Search the data for the string "lettering" and extract every line where it appears.
:: PROVIDED INFORMATION
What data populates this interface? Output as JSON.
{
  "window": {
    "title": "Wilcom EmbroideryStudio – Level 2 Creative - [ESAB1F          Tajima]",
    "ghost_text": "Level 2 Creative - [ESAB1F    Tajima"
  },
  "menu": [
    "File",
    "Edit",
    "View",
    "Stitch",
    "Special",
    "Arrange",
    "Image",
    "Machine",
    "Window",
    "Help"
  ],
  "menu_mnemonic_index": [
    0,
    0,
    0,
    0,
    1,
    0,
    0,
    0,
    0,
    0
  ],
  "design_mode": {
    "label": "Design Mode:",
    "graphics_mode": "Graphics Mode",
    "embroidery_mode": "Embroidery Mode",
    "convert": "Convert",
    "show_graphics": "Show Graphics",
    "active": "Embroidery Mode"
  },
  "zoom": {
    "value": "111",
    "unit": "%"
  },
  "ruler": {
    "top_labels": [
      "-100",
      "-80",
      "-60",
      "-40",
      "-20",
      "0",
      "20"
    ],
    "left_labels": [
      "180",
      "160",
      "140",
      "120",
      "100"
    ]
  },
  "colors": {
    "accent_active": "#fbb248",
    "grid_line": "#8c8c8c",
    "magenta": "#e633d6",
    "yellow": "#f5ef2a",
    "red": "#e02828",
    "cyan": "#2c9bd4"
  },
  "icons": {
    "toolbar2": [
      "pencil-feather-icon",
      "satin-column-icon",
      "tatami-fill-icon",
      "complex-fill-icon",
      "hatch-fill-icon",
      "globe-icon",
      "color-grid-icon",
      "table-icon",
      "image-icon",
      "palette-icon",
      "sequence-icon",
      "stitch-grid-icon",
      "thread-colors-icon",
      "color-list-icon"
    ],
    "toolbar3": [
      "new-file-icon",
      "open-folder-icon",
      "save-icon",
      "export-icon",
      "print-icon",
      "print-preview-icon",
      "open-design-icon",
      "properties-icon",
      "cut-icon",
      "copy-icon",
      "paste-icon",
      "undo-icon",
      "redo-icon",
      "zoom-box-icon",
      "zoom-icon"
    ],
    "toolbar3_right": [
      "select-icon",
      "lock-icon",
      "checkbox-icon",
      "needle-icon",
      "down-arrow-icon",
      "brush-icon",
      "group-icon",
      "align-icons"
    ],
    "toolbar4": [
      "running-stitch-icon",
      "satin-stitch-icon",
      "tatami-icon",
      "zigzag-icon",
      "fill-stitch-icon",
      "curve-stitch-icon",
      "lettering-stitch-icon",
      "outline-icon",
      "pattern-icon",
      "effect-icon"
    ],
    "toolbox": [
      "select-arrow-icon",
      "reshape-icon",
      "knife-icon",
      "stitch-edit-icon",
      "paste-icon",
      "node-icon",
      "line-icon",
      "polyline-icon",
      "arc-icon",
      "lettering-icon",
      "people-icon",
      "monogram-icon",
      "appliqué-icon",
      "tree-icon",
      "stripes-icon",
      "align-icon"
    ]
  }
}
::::
* [RESPONSE TO THE TASK]
      "lettering-stitch-icon",
      "lettering-icon",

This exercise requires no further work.